For Bardawil, what limits conventional histories of intellectuals (and often precipitates their hasty dismissal) are narrow evaluations of the descriptive force of their theoretical tools, rather than a broader inquiry into how those tools either multiply or circumscribe their ability to act in the world. It is this tendency of theory to extend itself beyond its own analytical contours that Bardawil considers the major corollary to his historical narrative, and he wields this insight both in his critique of the interpretative failures of postcolonial theory, and in his repeated rejection of the impulse to canonise an ‘Arab theory’, which would likely reflect concerns markedly different to those originally articulated by its exponents.

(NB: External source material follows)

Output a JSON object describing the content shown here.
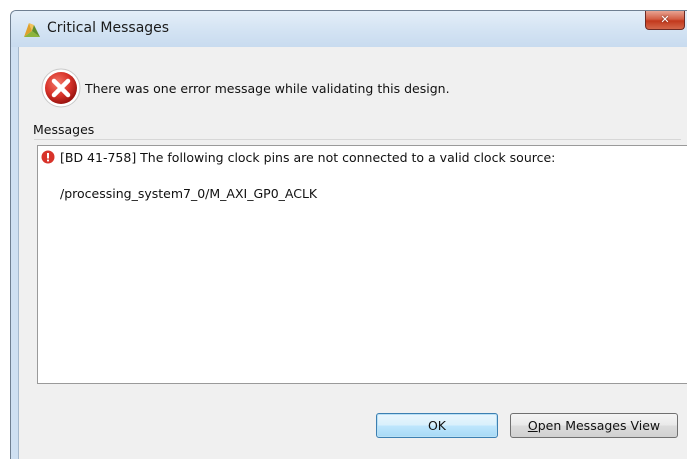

But does a recognition of theory’s largely autonomous ‘social life’ necessarily preclude a critical intellectual history which would seek to uncover, adapt and submit past thought to present concerns? There seems to be a tension that runs throughout Revolution and Disenchantment, in its attempt to encourage ‘an intergenerational conversation’ between the 1970s and the present day, and its investigation into theory’s varied mechanisms of (in)validation amongst militants, intellectuals and academics. Implicitly, however, this is resolved through Bardawil’s own use of retrospective judgement when pointing to Socialist Lebanon’s heterodoxy – their ability to distinguish themselves from majority of the left of their day – as what qualifies their oeuvre for present consideration. More than just amounting to a defence of Socialist Lebanon against the condescension of posterity, his understanding of theory’s sociality ultimately supplements his efforts to shed light on a localised tradition of thought that might well inform struggles currently unfolding, as well as those yet to come.